Sir Geoffrey Hill

1932 –

Sir Geoffrey Hill was born June 18, 1932, in Bromsgrove, Worcestershire, a former market town of England. The son of a police constable, he received both his BA and MA from Keble College, Oxford University, where he studied English literature. While at Oxford, he published his first poems in Fantasy Press’s Fantasy Poets Series, edited by Donald Hall.

Hill went on to publish numerous books of poems, including Broken Hierarchies: Poems, 1952–2012 (Oxford University Press, 2013); Odi Barbare (Clutag Press, 2012); The Orchards of Syon (Penguin Books, 2002); The Triumph of Love (Houghton Mifflin, 1998), winner of the Heinemann Book Award; Canaan (Penguin Books, 1996), winner of the Kahn Award; and Tenebrae (A. Deutsch, 1978); Mercian Hymns (A. Deutsch, 1971), which received the Alice Hunt Bartlett Prize; King Log (A. Deutsch, 1968); and For the Unfallen: Poems 1952–1958, Hill’s first full collection of poems, published in 1959 by Andre Deutsch.

Hill's poetry is known for its barbed humor, personal intensity, and deep interests in culture, history, and religion. About Hill’s poetry, the critic Harold Bloom writes, “Geoffrey Hill is the central poet-prophet of our augmenting darkness, and inherits the authority of the visionaries from Dante and [William] Blake on to D. H. Lawrence.”

The poet and critic John Hollander writes,

Just as George Herbert redeemed the wit of erotic verse for a vaster purpose, Hill wrestles triumphantly with the fallen angel of a public language whose every turn, gesture, device, and expression seems to have been falsified at a terrible time for the voice of moral imagination.

Hill also published several collections of essays as well as journal and periodical articles, prose, and an adaptation of Henrik Ibsen’s Brand (University of Minnesota Press, 1981).

Hill received many honors and awards during his lifetime, including the 2009 Truman Capote Award for Literary Criticism, the Faber Memorial Prize, the Hawthornden Prize, the Loines Award of the American Academy and Institute of Arts and Letters, the T. S. Eliot Award for Creative Writing from the Ingersoll Foundation, and a Churchill Fellowship at the University of Bristol.

A poetry professor at the University of Oxford for many years, Hill was an honorary fellow of Keble College, Oxford, and Emmanuel College, Cambridge, a fellow of the Royal Society of Literature, London, and a member of the American Academy of Arts and Sciences. He taught at Emmanuel College, Boston and Cambridge Universities, and the Universities of Ibadan in Nigeria, Leeds, and Michigan at Ann Arbor. He also gave the Clark Lectures at Trinity College, Cambridge, and served as professor emeritus of English literature and religion and as codirector of the Editorial Institute at Boston University. In 2012, Hill was knighted for services to literature.
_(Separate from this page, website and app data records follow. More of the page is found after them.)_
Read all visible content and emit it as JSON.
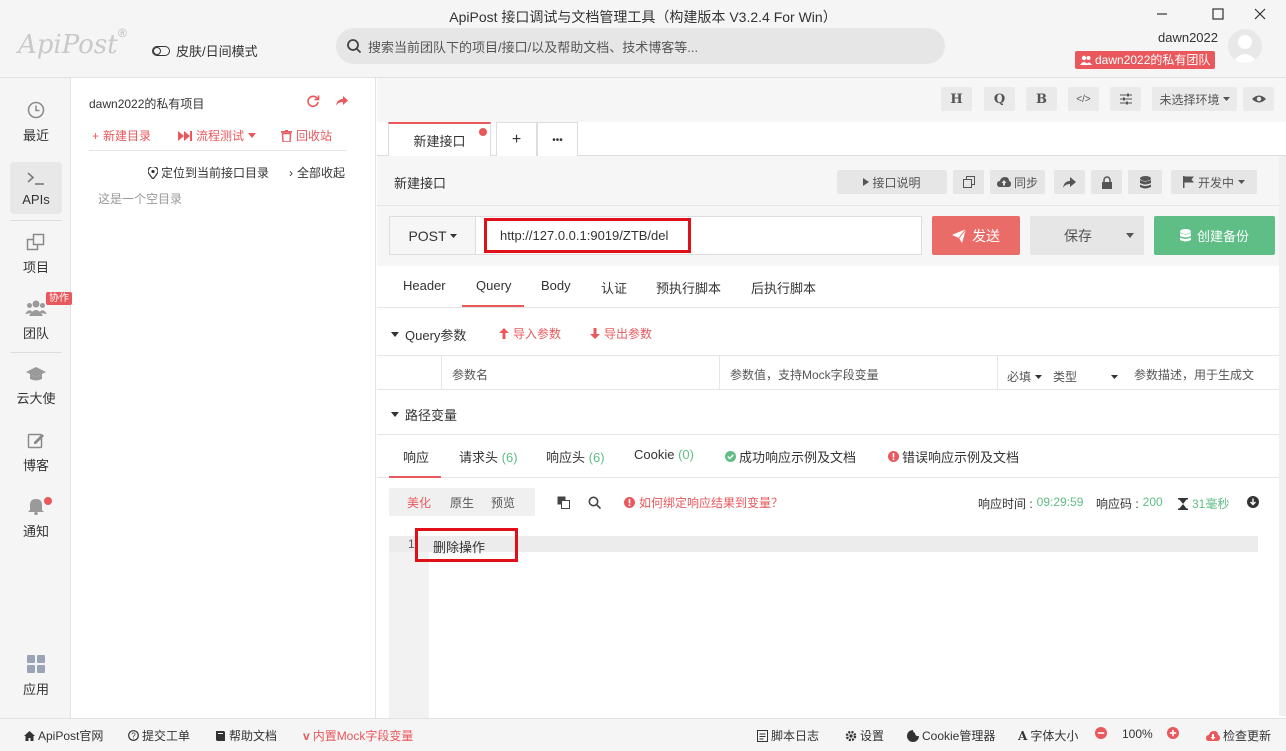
{
  "window": {
    "title": "ApiPost 接口调试与文档管理工具（构建版本 V3.2.4 For Win）"
  },
  "brand": {
    "logo": "ApiPost",
    "reg": "®"
  },
  "header": {
    "theme_label": "皮肤/日间模式",
    "search_placeholder": "搜索当前团队下的项目/接口/以及帮助文档、技术博客等...",
    "username": "dawn2022",
    "team_badge": "dawn2022的私有团队"
  },
  "leftnav": {
    "items": [
      {
        "label": "最近",
        "icon": "clock-icon"
      },
      {
        "label": "APIs",
        "icon": "terminal-icon"
      },
      {
        "label": "项目",
        "icon": "project-icon"
      },
      {
        "label": "团队",
        "icon": "team-icon"
      },
      {
        "label": "云大使",
        "icon": "mortarboard-icon"
      },
      {
        "label": "博客",
        "icon": "edit-icon"
      },
      {
        "label": "通知",
        "icon": "bell-icon"
      },
      {
        "label": "应用",
        "icon": "apps-icon"
      }
    ],
    "collab_badge": "协作"
  },
  "project": {
    "title": "dawn2022的私有项目",
    "new_dir": "新建目录",
    "flow_test": "流程测试",
    "recycle": "回收站",
    "locate": "定位到当前接口目录",
    "collapse_all": "全部收起",
    "empty": "这是一个空目录"
  },
  "toolbar": {
    "h": "H",
    "q": "Q",
    "b": "B",
    "code": "</>",
    "env_select": "未选择环境"
  },
  "tabs": {
    "active": "新建接口",
    "add": "+",
    "more": "•••"
  },
  "api": {
    "name": "新建接口",
    "doc_btn": "接口说明",
    "sync_btn": "同步",
    "status_btn": "开发中"
  },
  "request": {
    "method": "POST",
    "url": "http://127.0.0.1:9019/ZTB/del",
    "send": "发送",
    "save": "保存",
    "backup": "创建备份"
  },
  "req_tabs": [
    "Header",
    "Query",
    "Body",
    "认证",
    "预执行脚本",
    "后执行脚本"
  ],
  "query": {
    "section_label": "Query参数",
    "import": "导入参数",
    "export": "导出参数",
    "col_name": "参数名",
    "col_value": "参数值，支持Mock字段变量",
    "col_required": "必填",
    "col_type": "类型",
    "col_desc": "参数描述，用于生成文"
  },
  "path_vars": {
    "label": "路径变量"
  },
  "resp_tabs": {
    "resp": "响应",
    "req_headers": "请求头",
    "req_headers_count": "(6)",
    "resp_headers": "响应头",
    "resp_headers_count": "(6)",
    "cookie": "Cookie",
    "cookie_count": "(0)",
    "success_example": "成功响应示例及文档",
    "error_example": "错误响应示例及文档"
  },
  "response": {
    "view_pretty": "美化",
    "view_raw": "原生",
    "view_preview": "预览",
    "bind_help": "如何绑定响应结果到变量？",
    "time_label": "响应时间 :",
    "time_value": "09:29:59",
    "code_label": "响应码 :",
    "code_value": "200",
    "duration": "31毫秒",
    "line_number": "1",
    "body": "删除操作"
  },
  "footer": {
    "site": "ApiPost官网",
    "ticket": "提交工单",
    "help": "帮助文档",
    "mock": "内置Mock字段变量",
    "script_log": "脚本日志",
    "settings": "设置",
    "cookie_mgr": "Cookie管理器",
    "font_size": "字体大小",
    "zoom": "100%",
    "update": "检查更新"
  },
  "colors": {
    "accent": "#e8585c",
    "success": "#5fbd86",
    "send": "#ea6c68"
  }
}
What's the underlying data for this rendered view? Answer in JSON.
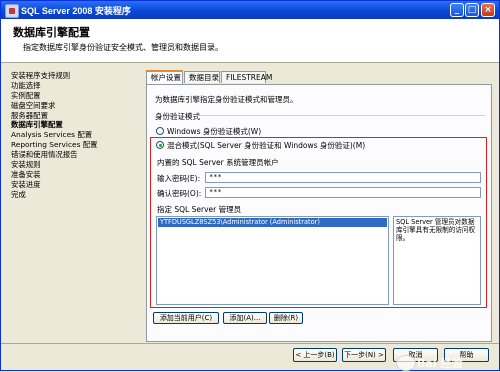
{
  "window": {
    "title": "SQL Server 2008 安装程序"
  },
  "header": {
    "title": "数据库引擎配置",
    "subtitle": "指定数据库引擎身份验证安全模式、管理员和数据目录。"
  },
  "nav": {
    "items": [
      "安装程序支持规则",
      "功能选择",
      "实例配置",
      "磁盘空间要求",
      "服务器配置",
      "数据库引擎配置",
      "Analysis Services 配置",
      "Reporting Services 配置",
      "错误和使用情况报告",
      "安装规则",
      "准备安装",
      "安装进度",
      "完成"
    ],
    "active_index": 5
  },
  "tabs": [
    "帐户设置",
    "数据目录",
    "FILESTREAM"
  ],
  "auth": {
    "description": "为数据库引擎指定身份验证模式和管理员。",
    "section_label": "身份验证模式",
    "windows_mode": "Windows 身份验证模式(W)",
    "mixed_mode": "混合模式(SQL Server 身份验证和 Windows 身份验证)(M)",
    "selected": "mixed"
  },
  "sa": {
    "section_label": "内置的 SQL Server 系统管理员帐户",
    "password_label": "输入密码(E):",
    "password_value": "***",
    "confirm_label": "确认密码(O):",
    "confirm_value": "***"
  },
  "admins": {
    "section_label": "指定 SQL Server 管理员",
    "entries": [
      "YTFDUSGLZ8SZ53\\Administrator (Administrator)"
    ],
    "info": "SQL Server 管理员对数据库引擎具有无限制的访问权限。",
    "add_current_label": "添加当前用户(C)",
    "add_label": "添加(A)...",
    "remove_label": "删除(R)"
  },
  "footer": {
    "prev_label": "< 上一步(B)",
    "next_label": "下一步(N) >",
    "cancel_label": "取消",
    "help_label": "帮助"
  },
  "watermark": {
    "text": "Bai 经验"
  },
  "colors": {
    "highlight_box": "#e02020",
    "selection": "#316ac5",
    "title_bar": "#0a49d6"
  }
}
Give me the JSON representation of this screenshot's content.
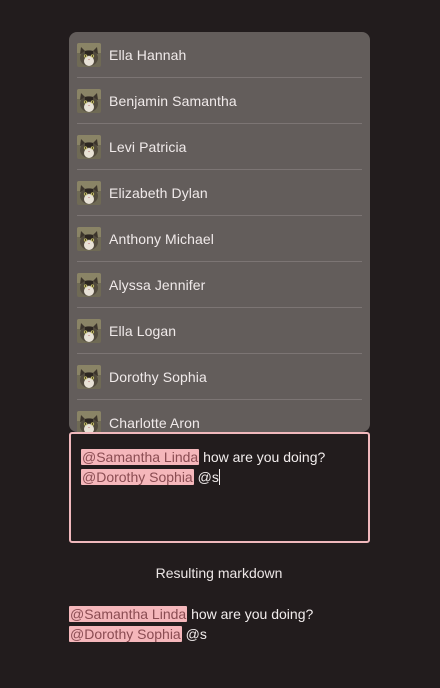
{
  "suggestions": [
    {
      "name": "Ella Hannah",
      "icon": "cat-avatar-icon"
    },
    {
      "name": "Benjamin Samantha",
      "icon": "cat-avatar-icon"
    },
    {
      "name": "Levi Patricia",
      "icon": "cat-avatar-icon"
    },
    {
      "name": "Elizabeth Dylan",
      "icon": "cat-avatar-icon"
    },
    {
      "name": "Anthony Michael",
      "icon": "cat-avatar-icon"
    },
    {
      "name": "Alyssa Jennifer",
      "icon": "cat-avatar-icon"
    },
    {
      "name": "Ella Logan",
      "icon": "cat-avatar-icon"
    },
    {
      "name": "Dorothy Sophia",
      "icon": "cat-avatar-icon"
    },
    {
      "name": "Charlotte Aron",
      "icon": "cat-avatar-icon"
    }
  ],
  "editor": {
    "line1": {
      "mention": "@Samantha Linda",
      "text": " how are you doing?"
    },
    "line2": {
      "mention": "@Dorothy Sophia",
      "text": " @s"
    }
  },
  "result": {
    "title": "Resulting markdown",
    "line1": {
      "mention": "@Samantha Linda",
      "text": " how are you doing?"
    },
    "line2": {
      "mention": "@Dorothy Sophia",
      "text": " @s"
    }
  },
  "colors": {
    "background": "#221c1d",
    "panel": "#635d5b",
    "mention_bg": "#f5b7bb",
    "focus_border": "#f0b8bc"
  }
}
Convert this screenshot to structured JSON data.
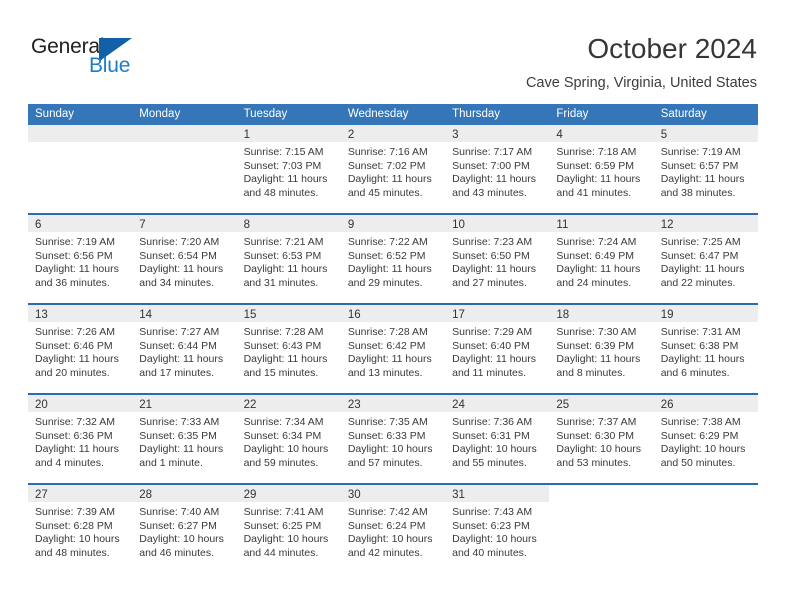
{
  "brand": {
    "name_part1": "General",
    "name_part2": "Blue",
    "logo_icon": "blue-flag-triangle-icon",
    "accent_color": "#1260a8",
    "blue_text_color": "#1b7ec9"
  },
  "header": {
    "title": "October 2024",
    "subtitle": "Cave Spring, Virginia, United States"
  },
  "theme": {
    "header_blue": "#3576b8",
    "separator_blue": "#2b6cb0",
    "daynum_band_gray": "#ededed"
  },
  "calendar": {
    "day_headers": [
      "Sunday",
      "Monday",
      "Tuesday",
      "Wednesday",
      "Thursday",
      "Friday",
      "Saturday"
    ],
    "weeks": [
      [
        {
          "day": "",
          "empty": true,
          "sunrise": "",
          "sunset": "",
          "daylight_line1": "",
          "daylight_line2": ""
        },
        {
          "day": "",
          "empty": true,
          "sunrise": "",
          "sunset": "",
          "daylight_line1": "",
          "daylight_line2": ""
        },
        {
          "day": "1",
          "sunrise": "Sunrise: 7:15 AM",
          "sunset": "Sunset: 7:03 PM",
          "daylight_line1": "Daylight: 11 hours",
          "daylight_line2": "and 48 minutes."
        },
        {
          "day": "2",
          "sunrise": "Sunrise: 7:16 AM",
          "sunset": "Sunset: 7:02 PM",
          "daylight_line1": "Daylight: 11 hours",
          "daylight_line2": "and 45 minutes."
        },
        {
          "day": "3",
          "sunrise": "Sunrise: 7:17 AM",
          "sunset": "Sunset: 7:00 PM",
          "daylight_line1": "Daylight: 11 hours",
          "daylight_line2": "and 43 minutes."
        },
        {
          "day": "4",
          "sunrise": "Sunrise: 7:18 AM",
          "sunset": "Sunset: 6:59 PM",
          "daylight_line1": "Daylight: 11 hours",
          "daylight_line2": "and 41 minutes."
        },
        {
          "day": "5",
          "sunrise": "Sunrise: 7:19 AM",
          "sunset": "Sunset: 6:57 PM",
          "daylight_line1": "Daylight: 11 hours",
          "daylight_line2": "and 38 minutes."
        }
      ],
      [
        {
          "day": "6",
          "sunrise": "Sunrise: 7:19 AM",
          "sunset": "Sunset: 6:56 PM",
          "daylight_line1": "Daylight: 11 hours",
          "daylight_line2": "and 36 minutes."
        },
        {
          "day": "7",
          "sunrise": "Sunrise: 7:20 AM",
          "sunset": "Sunset: 6:54 PM",
          "daylight_line1": "Daylight: 11 hours",
          "daylight_line2": "and 34 minutes."
        },
        {
          "day": "8",
          "sunrise": "Sunrise: 7:21 AM",
          "sunset": "Sunset: 6:53 PM",
          "daylight_line1": "Daylight: 11 hours",
          "daylight_line2": "and 31 minutes."
        },
        {
          "day": "9",
          "sunrise": "Sunrise: 7:22 AM",
          "sunset": "Sunset: 6:52 PM",
          "daylight_line1": "Daylight: 11 hours",
          "daylight_line2": "and 29 minutes."
        },
        {
          "day": "10",
          "sunrise": "Sunrise: 7:23 AM",
          "sunset": "Sunset: 6:50 PM",
          "daylight_line1": "Daylight: 11 hours",
          "daylight_line2": "and 27 minutes."
        },
        {
          "day": "11",
          "sunrise": "Sunrise: 7:24 AM",
          "sunset": "Sunset: 6:49 PM",
          "daylight_line1": "Daylight: 11 hours",
          "daylight_line2": "and 24 minutes."
        },
        {
          "day": "12",
          "sunrise": "Sunrise: 7:25 AM",
          "sunset": "Sunset: 6:47 PM",
          "daylight_line1": "Daylight: 11 hours",
          "daylight_line2": "and 22 minutes."
        }
      ],
      [
        {
          "day": "13",
          "sunrise": "Sunrise: 7:26 AM",
          "sunset": "Sunset: 6:46 PM",
          "daylight_line1": "Daylight: 11 hours",
          "daylight_line2": "and 20 minutes."
        },
        {
          "day": "14",
          "sunrise": "Sunrise: 7:27 AM",
          "sunset": "Sunset: 6:44 PM",
          "daylight_line1": "Daylight: 11 hours",
          "daylight_line2": "and 17 minutes."
        },
        {
          "day": "15",
          "sunrise": "Sunrise: 7:28 AM",
          "sunset": "Sunset: 6:43 PM",
          "daylight_line1": "Daylight: 11 hours",
          "daylight_line2": "and 15 minutes."
        },
        {
          "day": "16",
          "sunrise": "Sunrise: 7:28 AM",
          "sunset": "Sunset: 6:42 PM",
          "daylight_line1": "Daylight: 11 hours",
          "daylight_line2": "and 13 minutes."
        },
        {
          "day": "17",
          "sunrise": "Sunrise: 7:29 AM",
          "sunset": "Sunset: 6:40 PM",
          "daylight_line1": "Daylight: 11 hours",
          "daylight_line2": "and 11 minutes."
        },
        {
          "day": "18",
          "sunrise": "Sunrise: 7:30 AM",
          "sunset": "Sunset: 6:39 PM",
          "daylight_line1": "Daylight: 11 hours",
          "daylight_line2": "and 8 minutes."
        },
        {
          "day": "19",
          "sunrise": "Sunrise: 7:31 AM",
          "sunset": "Sunset: 6:38 PM",
          "daylight_line1": "Daylight: 11 hours",
          "daylight_line2": "and 6 minutes."
        }
      ],
      [
        {
          "day": "20",
          "sunrise": "Sunrise: 7:32 AM",
          "sunset": "Sunset: 6:36 PM",
          "daylight_line1": "Daylight: 11 hours",
          "daylight_line2": "and 4 minutes."
        },
        {
          "day": "21",
          "sunrise": "Sunrise: 7:33 AM",
          "sunset": "Sunset: 6:35 PM",
          "daylight_line1": "Daylight: 11 hours",
          "daylight_line2": "and 1 minute."
        },
        {
          "day": "22",
          "sunrise": "Sunrise: 7:34 AM",
          "sunset": "Sunset: 6:34 PM",
          "daylight_line1": "Daylight: 10 hours",
          "daylight_line2": "and 59 minutes."
        },
        {
          "day": "23",
          "sunrise": "Sunrise: 7:35 AM",
          "sunset": "Sunset: 6:33 PM",
          "daylight_line1": "Daylight: 10 hours",
          "daylight_line2": "and 57 minutes."
        },
        {
          "day": "24",
          "sunrise": "Sunrise: 7:36 AM",
          "sunset": "Sunset: 6:31 PM",
          "daylight_line1": "Daylight: 10 hours",
          "daylight_line2": "and 55 minutes."
        },
        {
          "day": "25",
          "sunrise": "Sunrise: 7:37 AM",
          "sunset": "Sunset: 6:30 PM",
          "daylight_line1": "Daylight: 10 hours",
          "daylight_line2": "and 53 minutes."
        },
        {
          "day": "26",
          "sunrise": "Sunrise: 7:38 AM",
          "sunset": "Sunset: 6:29 PM",
          "daylight_line1": "Daylight: 10 hours",
          "daylight_line2": "and 50 minutes."
        }
      ],
      [
        {
          "day": "27",
          "sunrise": "Sunrise: 7:39 AM",
          "sunset": "Sunset: 6:28 PM",
          "daylight_line1": "Daylight: 10 hours",
          "daylight_line2": "and 48 minutes."
        },
        {
          "day": "28",
          "sunrise": "Sunrise: 7:40 AM",
          "sunset": "Sunset: 6:27 PM",
          "daylight_line1": "Daylight: 10 hours",
          "daylight_line2": "and 46 minutes."
        },
        {
          "day": "29",
          "sunrise": "Sunrise: 7:41 AM",
          "sunset": "Sunset: 6:25 PM",
          "daylight_line1": "Daylight: 10 hours",
          "daylight_line2": "and 44 minutes."
        },
        {
          "day": "30",
          "sunrise": "Sunrise: 7:42 AM",
          "sunset": "Sunset: 6:24 PM",
          "daylight_line1": "Daylight: 10 hours",
          "daylight_line2": "and 42 minutes."
        },
        {
          "day": "31",
          "sunrise": "Sunrise: 7:43 AM",
          "sunset": "Sunset: 6:23 PM",
          "daylight_line1": "Daylight: 10 hours",
          "daylight_line2": "and 40 minutes."
        },
        {
          "day": "",
          "blank": true,
          "sunrise": "",
          "sunset": "",
          "daylight_line1": "",
          "daylight_line2": ""
        },
        {
          "day": "",
          "blank": true,
          "sunrise": "",
          "sunset": "",
          "daylight_line1": "",
          "daylight_line2": ""
        }
      ]
    ]
  }
}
Hill died in Cambridge, England, on June 30, 2016, at eighty-four years old.